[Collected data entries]
----
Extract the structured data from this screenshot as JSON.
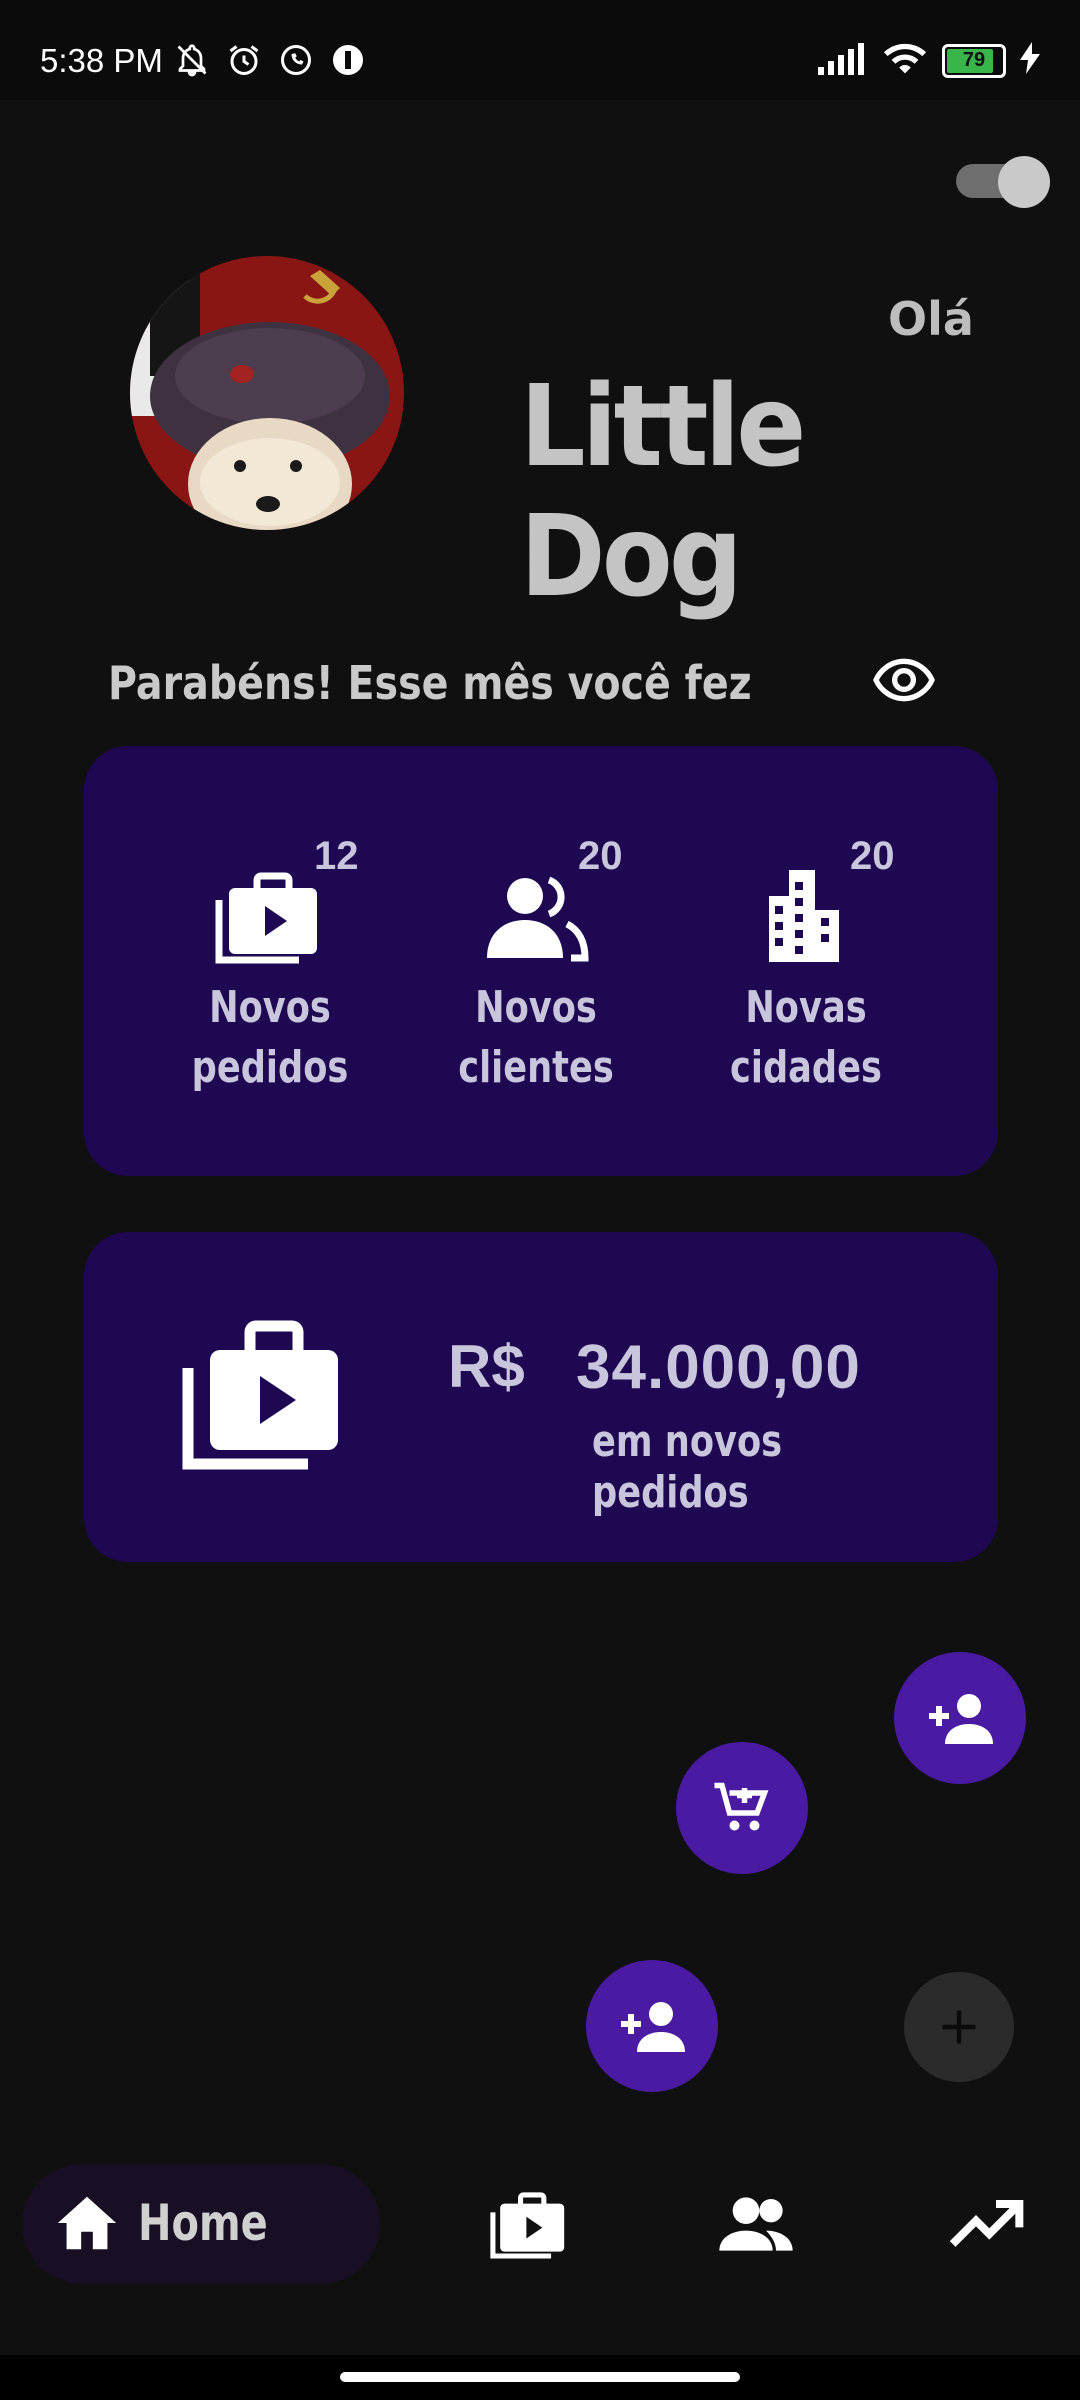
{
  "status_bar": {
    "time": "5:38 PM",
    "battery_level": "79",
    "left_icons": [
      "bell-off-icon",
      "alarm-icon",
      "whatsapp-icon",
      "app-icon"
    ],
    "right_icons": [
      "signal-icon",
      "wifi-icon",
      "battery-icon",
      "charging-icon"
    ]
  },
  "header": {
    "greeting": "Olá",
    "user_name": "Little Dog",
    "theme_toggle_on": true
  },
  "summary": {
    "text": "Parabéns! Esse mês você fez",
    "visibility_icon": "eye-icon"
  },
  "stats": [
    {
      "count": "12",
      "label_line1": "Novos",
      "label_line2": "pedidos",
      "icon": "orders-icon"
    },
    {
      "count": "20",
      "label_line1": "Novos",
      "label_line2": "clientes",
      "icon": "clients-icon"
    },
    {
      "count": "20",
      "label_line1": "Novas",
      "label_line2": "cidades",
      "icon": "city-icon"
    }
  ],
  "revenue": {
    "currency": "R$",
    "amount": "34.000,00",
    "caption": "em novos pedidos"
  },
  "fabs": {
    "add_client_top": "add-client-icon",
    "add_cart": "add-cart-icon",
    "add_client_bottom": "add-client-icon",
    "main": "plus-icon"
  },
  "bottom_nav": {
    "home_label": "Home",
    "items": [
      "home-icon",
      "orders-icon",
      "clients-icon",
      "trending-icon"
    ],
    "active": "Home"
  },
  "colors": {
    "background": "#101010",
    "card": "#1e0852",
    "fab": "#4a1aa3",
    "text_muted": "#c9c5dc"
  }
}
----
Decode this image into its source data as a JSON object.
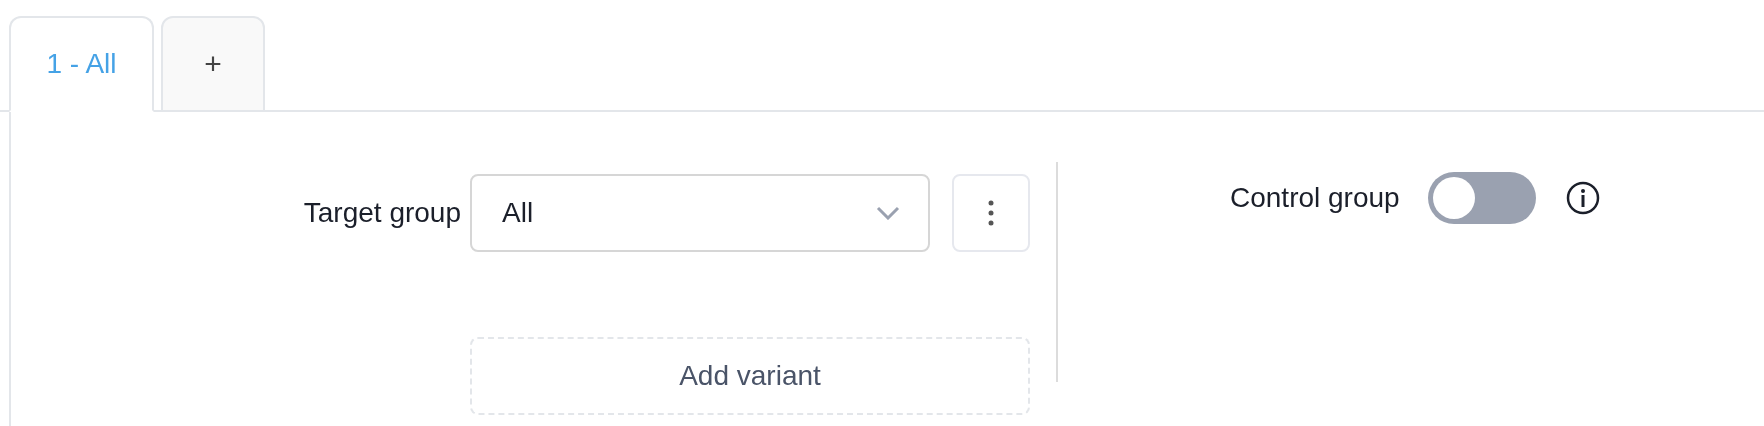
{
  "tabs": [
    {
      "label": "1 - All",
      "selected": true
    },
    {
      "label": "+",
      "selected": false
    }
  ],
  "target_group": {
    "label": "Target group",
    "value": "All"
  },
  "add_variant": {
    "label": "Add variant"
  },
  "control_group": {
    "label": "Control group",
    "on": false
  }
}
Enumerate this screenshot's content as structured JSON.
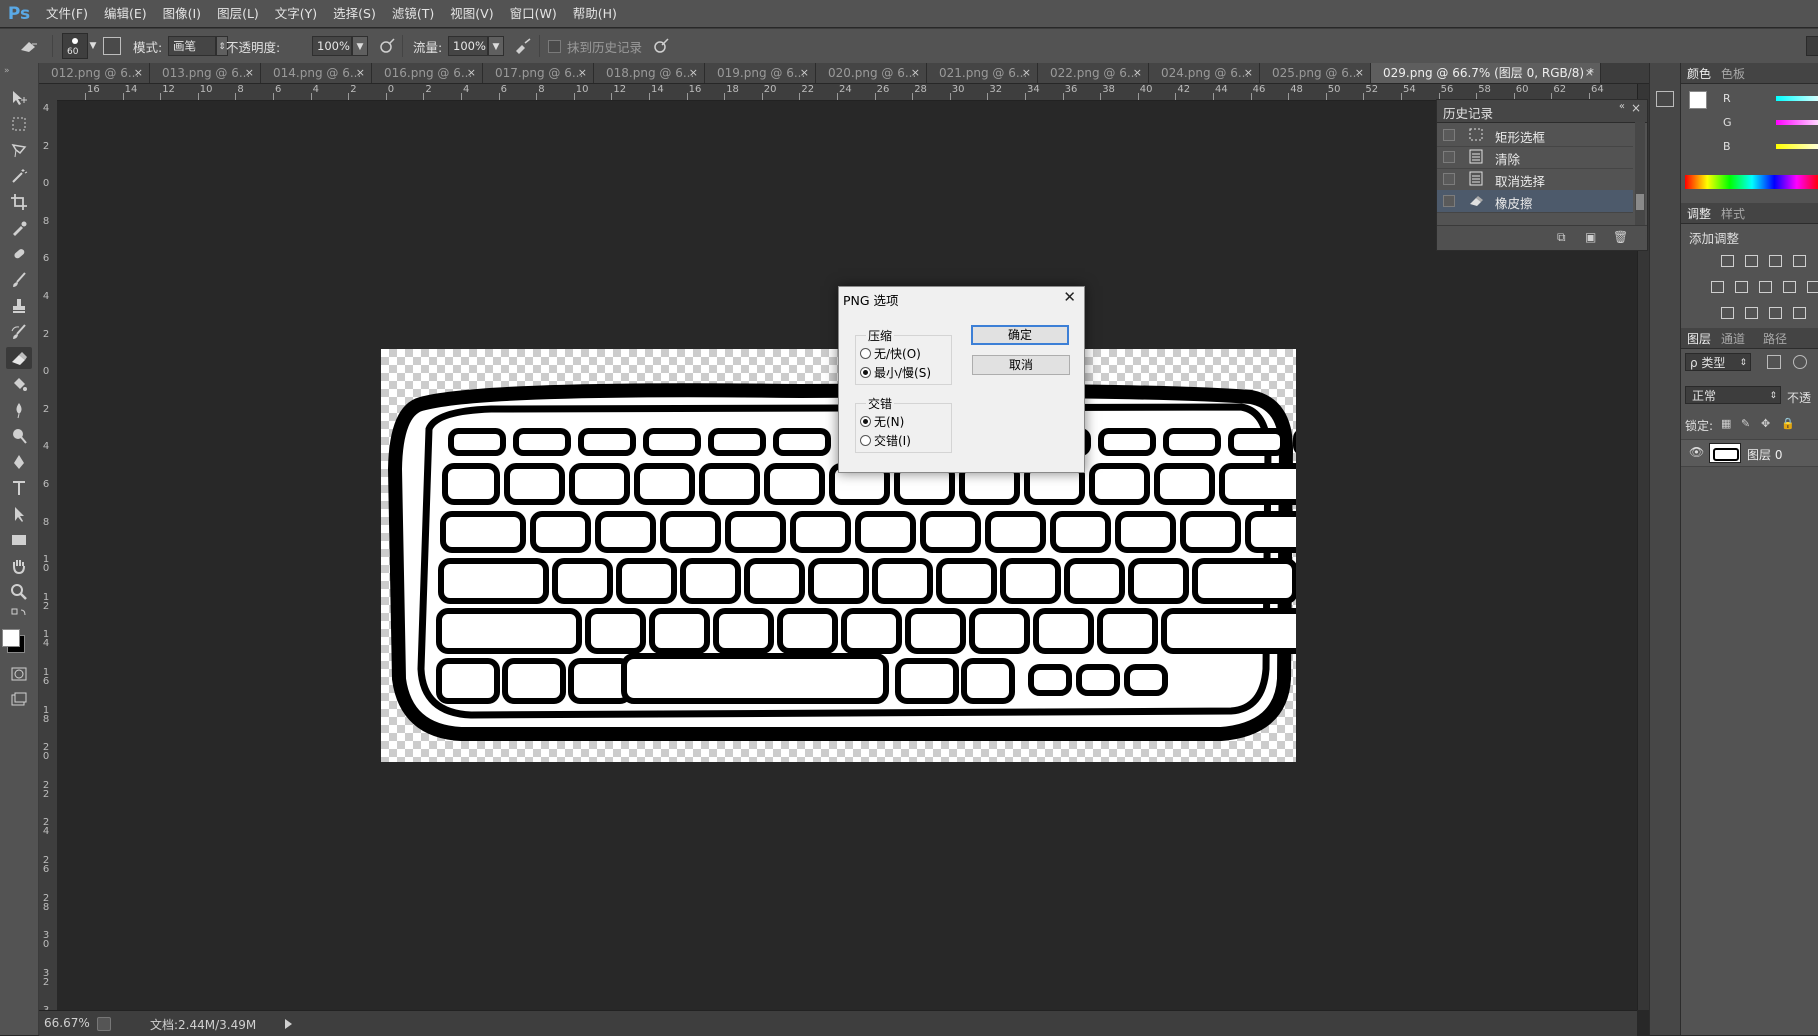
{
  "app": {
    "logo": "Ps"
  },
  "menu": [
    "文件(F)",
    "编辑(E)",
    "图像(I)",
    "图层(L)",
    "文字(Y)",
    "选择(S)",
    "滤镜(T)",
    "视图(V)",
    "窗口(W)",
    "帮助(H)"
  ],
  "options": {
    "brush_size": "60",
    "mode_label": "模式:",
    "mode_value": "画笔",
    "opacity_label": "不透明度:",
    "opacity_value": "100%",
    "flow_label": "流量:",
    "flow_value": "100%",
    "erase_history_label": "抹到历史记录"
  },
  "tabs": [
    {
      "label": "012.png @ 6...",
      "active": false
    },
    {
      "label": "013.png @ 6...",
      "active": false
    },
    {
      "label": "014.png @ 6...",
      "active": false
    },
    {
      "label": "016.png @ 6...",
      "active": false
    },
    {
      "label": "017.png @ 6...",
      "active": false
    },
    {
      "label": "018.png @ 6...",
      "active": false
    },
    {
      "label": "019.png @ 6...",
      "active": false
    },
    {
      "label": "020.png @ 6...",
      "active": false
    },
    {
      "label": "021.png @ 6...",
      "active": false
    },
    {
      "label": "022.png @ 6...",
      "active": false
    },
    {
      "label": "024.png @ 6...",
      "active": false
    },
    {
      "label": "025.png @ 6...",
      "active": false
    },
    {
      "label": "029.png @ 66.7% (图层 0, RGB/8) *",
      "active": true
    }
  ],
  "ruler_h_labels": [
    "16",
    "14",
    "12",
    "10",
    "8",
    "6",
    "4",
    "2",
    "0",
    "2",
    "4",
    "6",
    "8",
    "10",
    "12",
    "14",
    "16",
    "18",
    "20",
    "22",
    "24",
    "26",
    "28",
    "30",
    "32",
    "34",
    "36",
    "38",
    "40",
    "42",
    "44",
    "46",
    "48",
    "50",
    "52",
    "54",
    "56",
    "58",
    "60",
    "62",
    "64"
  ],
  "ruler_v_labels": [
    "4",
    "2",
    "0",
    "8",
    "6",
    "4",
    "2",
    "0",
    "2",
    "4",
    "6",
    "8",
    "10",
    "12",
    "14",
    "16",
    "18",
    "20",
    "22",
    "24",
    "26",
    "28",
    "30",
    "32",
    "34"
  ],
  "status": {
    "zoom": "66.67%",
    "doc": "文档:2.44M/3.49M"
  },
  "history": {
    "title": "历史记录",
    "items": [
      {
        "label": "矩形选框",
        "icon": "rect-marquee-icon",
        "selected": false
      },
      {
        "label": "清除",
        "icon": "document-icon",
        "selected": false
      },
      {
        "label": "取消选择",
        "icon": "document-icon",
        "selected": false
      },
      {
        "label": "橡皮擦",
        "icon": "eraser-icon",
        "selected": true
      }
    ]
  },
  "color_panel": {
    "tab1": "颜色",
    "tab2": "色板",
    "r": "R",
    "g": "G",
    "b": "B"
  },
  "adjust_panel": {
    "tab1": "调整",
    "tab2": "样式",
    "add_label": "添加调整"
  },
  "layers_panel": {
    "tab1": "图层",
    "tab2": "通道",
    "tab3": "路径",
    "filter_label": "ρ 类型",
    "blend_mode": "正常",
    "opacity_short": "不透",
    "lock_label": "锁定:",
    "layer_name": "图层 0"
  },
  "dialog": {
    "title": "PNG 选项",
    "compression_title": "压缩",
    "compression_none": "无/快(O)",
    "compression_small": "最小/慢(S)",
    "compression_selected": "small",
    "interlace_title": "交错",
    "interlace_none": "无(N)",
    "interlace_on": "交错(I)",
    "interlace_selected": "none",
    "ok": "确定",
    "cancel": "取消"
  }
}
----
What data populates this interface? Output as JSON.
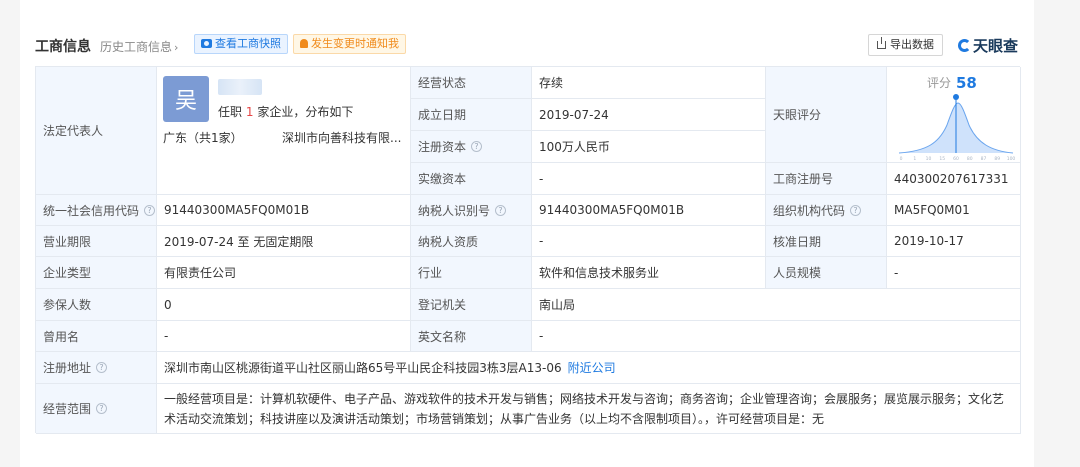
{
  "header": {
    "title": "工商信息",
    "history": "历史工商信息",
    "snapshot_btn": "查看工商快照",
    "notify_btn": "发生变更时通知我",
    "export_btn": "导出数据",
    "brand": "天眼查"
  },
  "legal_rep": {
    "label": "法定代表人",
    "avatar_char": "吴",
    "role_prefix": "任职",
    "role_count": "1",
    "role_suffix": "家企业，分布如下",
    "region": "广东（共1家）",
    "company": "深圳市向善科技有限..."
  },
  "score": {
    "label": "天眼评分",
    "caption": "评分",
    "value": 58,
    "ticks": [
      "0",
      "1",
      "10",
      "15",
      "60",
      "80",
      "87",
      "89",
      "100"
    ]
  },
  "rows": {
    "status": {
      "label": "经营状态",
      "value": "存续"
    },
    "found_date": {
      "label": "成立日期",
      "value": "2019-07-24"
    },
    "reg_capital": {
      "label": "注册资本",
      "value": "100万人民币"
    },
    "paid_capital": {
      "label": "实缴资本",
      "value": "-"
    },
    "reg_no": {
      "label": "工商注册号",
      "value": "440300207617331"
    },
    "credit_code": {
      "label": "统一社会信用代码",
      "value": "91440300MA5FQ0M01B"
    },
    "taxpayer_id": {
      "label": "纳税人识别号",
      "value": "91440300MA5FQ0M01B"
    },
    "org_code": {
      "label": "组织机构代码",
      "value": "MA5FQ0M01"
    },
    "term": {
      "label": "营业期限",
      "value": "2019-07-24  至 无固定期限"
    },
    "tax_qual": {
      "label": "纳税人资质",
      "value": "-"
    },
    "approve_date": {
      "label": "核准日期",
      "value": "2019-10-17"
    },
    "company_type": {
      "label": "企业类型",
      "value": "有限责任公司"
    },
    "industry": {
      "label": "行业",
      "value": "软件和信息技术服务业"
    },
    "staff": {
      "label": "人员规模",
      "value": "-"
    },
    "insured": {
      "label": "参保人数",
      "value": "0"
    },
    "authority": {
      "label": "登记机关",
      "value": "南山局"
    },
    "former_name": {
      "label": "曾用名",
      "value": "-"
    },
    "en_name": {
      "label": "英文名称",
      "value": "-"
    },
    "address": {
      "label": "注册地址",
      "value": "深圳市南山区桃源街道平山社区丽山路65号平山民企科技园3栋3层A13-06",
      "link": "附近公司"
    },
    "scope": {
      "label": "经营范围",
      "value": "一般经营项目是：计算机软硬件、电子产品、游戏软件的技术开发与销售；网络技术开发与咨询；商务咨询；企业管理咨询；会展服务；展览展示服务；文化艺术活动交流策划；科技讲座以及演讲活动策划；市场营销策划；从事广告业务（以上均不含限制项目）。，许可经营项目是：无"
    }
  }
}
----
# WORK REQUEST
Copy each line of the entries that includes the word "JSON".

# SOLUTION FOR THIS PROBLEM
Extract the structured data from this screenshot as JSON.
Decode this image into its source data as a JSON object.
Enumerate this screenshot's content as structured JSON.
What data populates this interface? Output as JSON.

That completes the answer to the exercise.